In the evening Goenkaji met with the Toronto trust and others who came to the campground from surrounding areas.
July 23: (Toronto/Ottawa, Ontario, Canada)
The Caravan reached the campground in Ottawa in the evening. As in Toronto, the local meditators had put up a big tent for meditation and meetings on the campground. There were many meditators waiting for the Caravan. Goenkaji decided to meet them immediately on arrival. Then he had a meeting with Ron Graham, a very old meditator, about the next day's meeting with the Prime Minister of Canada.

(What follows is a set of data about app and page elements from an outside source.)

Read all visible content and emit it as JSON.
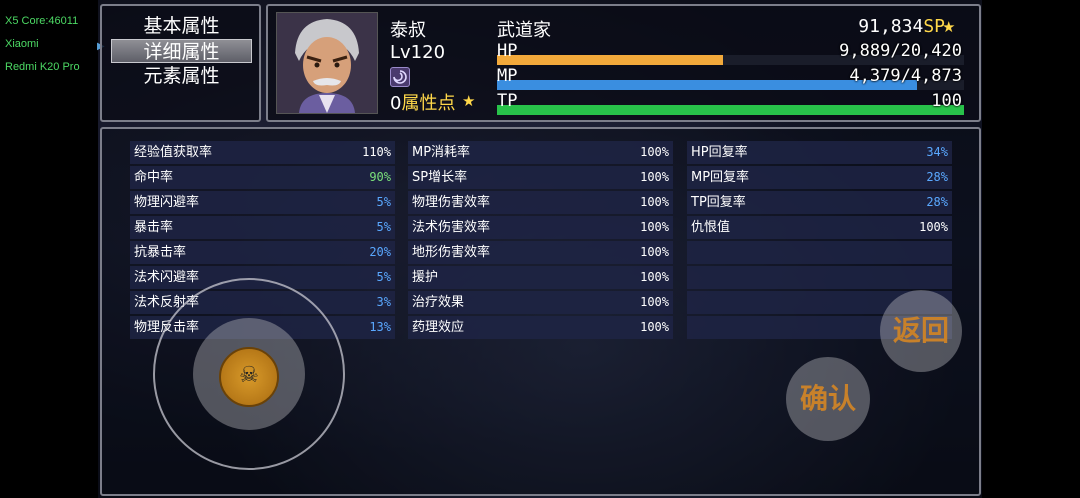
{
  "device": {
    "line1": "X5 Core:46011",
    "line2": "Xiaomi",
    "line3": "Redmi K20 Pro"
  },
  "menu": {
    "items": [
      {
        "label": "基本属性"
      },
      {
        "label": "详细属性"
      },
      {
        "label": "元素属性"
      }
    ],
    "selected_index": 1
  },
  "character": {
    "name": "泰叔",
    "level": "Lv120",
    "class": "武道家",
    "attr_points_value": "0",
    "attr_points_label": "属性点",
    "sp_value": "91,834",
    "sp_unit": "SP",
    "hp": {
      "label": "HP",
      "text": "9,889/20,420",
      "fraction": 0.4843,
      "color": "#f2a93b"
    },
    "mp": {
      "label": "MP",
      "text": "4,379/4,873",
      "fraction": 0.8986,
      "color": "#3a8ee0"
    },
    "tp": {
      "label": "TP",
      "text": "100",
      "fraction": 1.0,
      "color": "#28c24a"
    }
  },
  "stats": {
    "col1": [
      {
        "name": "经验值获取率",
        "value": "110%",
        "color": "white"
      },
      {
        "name": "命中率",
        "value": "90%",
        "color": "green"
      },
      {
        "name": "物理闪避率",
        "value": "5%",
        "color": "blue"
      },
      {
        "name": "暴击率",
        "value": "5%",
        "color": "blue"
      },
      {
        "name": "抗暴击率",
        "value": "20%",
        "color": "blue"
      },
      {
        "name": "法术闪避率",
        "value": "5%",
        "color": "blue"
      },
      {
        "name": "法术反射率",
        "value": "3%",
        "color": "blue"
      },
      {
        "name": "物理反击率",
        "value": "13%",
        "color": "blue"
      }
    ],
    "col2": [
      {
        "name": "MP消耗率",
        "value": "100%",
        "color": "white"
      },
      {
        "name": "SP增长率",
        "value": "100%",
        "color": "white"
      },
      {
        "name": "物理伤害效率",
        "value": "100%",
        "color": "white"
      },
      {
        "name": "法术伤害效率",
        "value": "100%",
        "color": "white"
      },
      {
        "name": "地形伤害效率",
        "value": "100%",
        "color": "white"
      },
      {
        "name": "援护",
        "value": "100%",
        "color": "white"
      },
      {
        "name": "治疗效果",
        "value": "100%",
        "color": "white"
      },
      {
        "name": "药理效应",
        "value": "100%",
        "color": "white"
      }
    ],
    "col3": [
      {
        "name": "HP回复率",
        "value": "34%",
        "color": "blue"
      },
      {
        "name": "MP回复率",
        "value": "28%",
        "color": "blue"
      },
      {
        "name": "TP回复率",
        "value": "28%",
        "color": "blue"
      },
      {
        "name": "仇恨值",
        "value": "100%",
        "color": "white"
      },
      {
        "name": "",
        "value": "",
        "color": "white"
      },
      {
        "name": "",
        "value": "",
        "color": "white"
      },
      {
        "name": "",
        "value": "",
        "color": "white"
      },
      {
        "name": "",
        "value": "",
        "color": "white"
      }
    ]
  },
  "buttons": {
    "back": "返回",
    "confirm": "确认"
  },
  "icons": {
    "star": "star-icon",
    "state": "swirl-state-icon",
    "joystick": "skull-icon"
  }
}
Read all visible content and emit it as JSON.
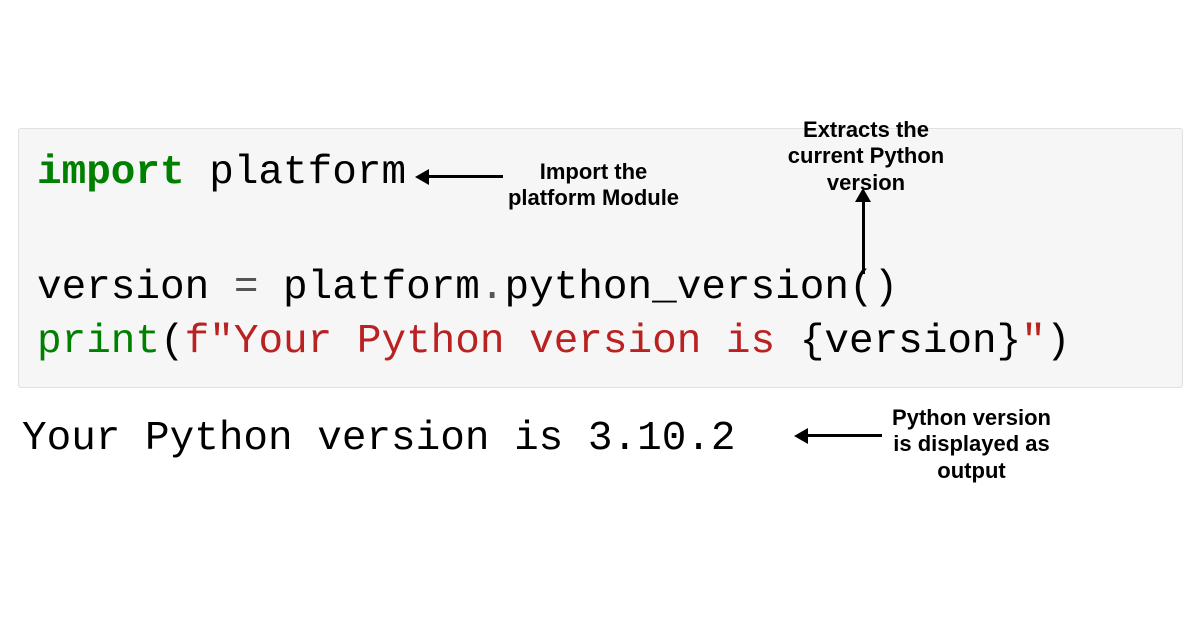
{
  "code": {
    "line1": {
      "import_kw": "import",
      "module": " platform"
    },
    "line2": {
      "varname": "version ",
      "eq": "=",
      "rhs1": " platform",
      "dot": ".",
      "func": "python_version",
      "parens": "()"
    },
    "line3": {
      "print_kw": "print",
      "open": "(",
      "fpre": "f\"Your Python version is ",
      "open_brace": "{",
      "interp": "version",
      "close_brace": "}",
      "fend": "\"",
      "close": ")"
    }
  },
  "output": "Your Python version is 3.10.2",
  "annotations": {
    "a1": "Import the platform Module",
    "a2": "Extracts the current Python version",
    "a3": "Python version is displayed as output"
  }
}
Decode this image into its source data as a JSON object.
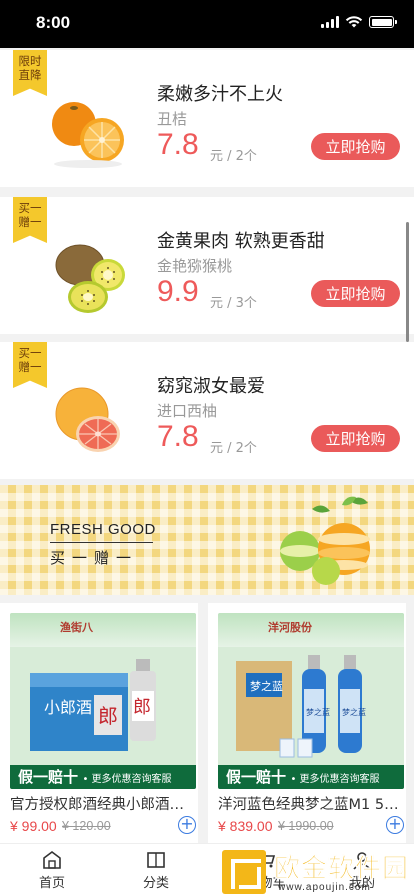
{
  "status_bar": {
    "time": "8:00"
  },
  "deals": [
    {
      "ribbon": "限时直降",
      "title": "柔嫩多汁不上火",
      "subtitle": "丑桔",
      "price": "7.8",
      "unit": "元 / 2个",
      "button": "立即抢购",
      "fruit": "orange"
    },
    {
      "ribbon": "买一赠一",
      "title": "金黄果肉 软熟更香甜",
      "subtitle": "金艳猕猴桃",
      "price": "9.9",
      "unit": "元 / 3个",
      "button": "立即抢购",
      "fruit": "kiwi"
    },
    {
      "ribbon": "买一赠一",
      "title": "窈窕淑女最爱",
      "subtitle": "进口西柚",
      "price": "7.8",
      "unit": "元 / 2个",
      "button": "立即抢购",
      "fruit": "grapefruit"
    }
  ],
  "banner": {
    "title": "FRESH GOOD",
    "subtitle": "买一赠一"
  },
  "products": [
    {
      "name": "官方授权郎酒经典小郎酒…",
      "price": "¥ 99.00",
      "original_price": "¥ 120.00",
      "badge_main": "假一赔十",
      "badge_note": "• 更多优惠咨询客服",
      "logo": "渔街八",
      "box_label": "小郎酒",
      "box_color": "#2f84c9"
    },
    {
      "name": "洋河蓝色经典梦之蓝M1 5…",
      "price": "¥ 839.00",
      "original_price": "¥ 1990.00",
      "badge_main": "假一赔十",
      "badge_note": "• 更多优惠咨询客服",
      "logo": "洋河股份",
      "box_label": "梦之蓝",
      "box_color": "#1f6fbf"
    }
  ],
  "tabs": [
    {
      "label": "首页",
      "icon": "home-icon"
    },
    {
      "label": "分类",
      "icon": "category-icon"
    },
    {
      "label": "购物车",
      "icon": "cart-icon"
    },
    {
      "label": "我的",
      "icon": "profile-icon"
    }
  ],
  "watermark": {
    "text": "欧金软件园",
    "url": "www.apoujin.com"
  },
  "colors": {
    "accent": "#ea5a5a",
    "ribbon": "#f4c82c",
    "badge_bar": "#0f6b3c",
    "watermark": "#f3b718"
  }
}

July 24: In the morning Goenkaji met Mr Jean Chretien, the Prime Minister of Canada, for 30 minutes. Mr Chretien had kindly decided not to take any phone calls during the interview nor did any assistant or secretary disturb them during the meeting. In the quiet atmosphere, they were able to talk on a wide range of topics.
The Prime Minister expressed pride in the liberal, tolerant, multicultural and multiracial atmosphere of Canada. Canada has always accepted immigrants from all over the world with open arms. Goenkaji told him about the practical, pragmatic and non-sectarian nature of Vipassana as also the experience of Vipassana in the State Governments of India; the potential of Vipassana in bringing about peace and harmony in today's society.
The Prime Minister expressed his concern over the First Nations (native citizens of Canada). Goenkaji gave the example of the Maoris in New Zealand. Some of the Maoris have started taking part in Vipassana courses and it has helped them to come out of alcohol dependence which is a significant problem facing the native communities around the world. The unique feature of Vipassana is that it helps them without disrupting their native culture. Often Goenkaji has given the simile of sugar and milk to explain how Vipassana sweetens the culture without disrupting it wherever it goes.
They also discussed the Vipassana program in prisons. Goenkaji narrated the successful experiment of Vipassana in Tihar and other prisons.
The meeting between these two elders, Goenkaji and Mr Chretien, was described by a mutual friend as a meeting between a master of political art and a master of the art of living a happy life. Goenkaji, who has been practising Vipassana for more than forty years, told Mr Jean Chretien, who has been an MP for about forty years, about Ashoka who promoted the Dhamma with the practice of meditation (Vipassana) in his vast empire that spread from present day Afghanistan to present day Bangladesh. Many different sects lived peacefully in his empire, just as the multicultural population does in today's Canada.
(to be continued)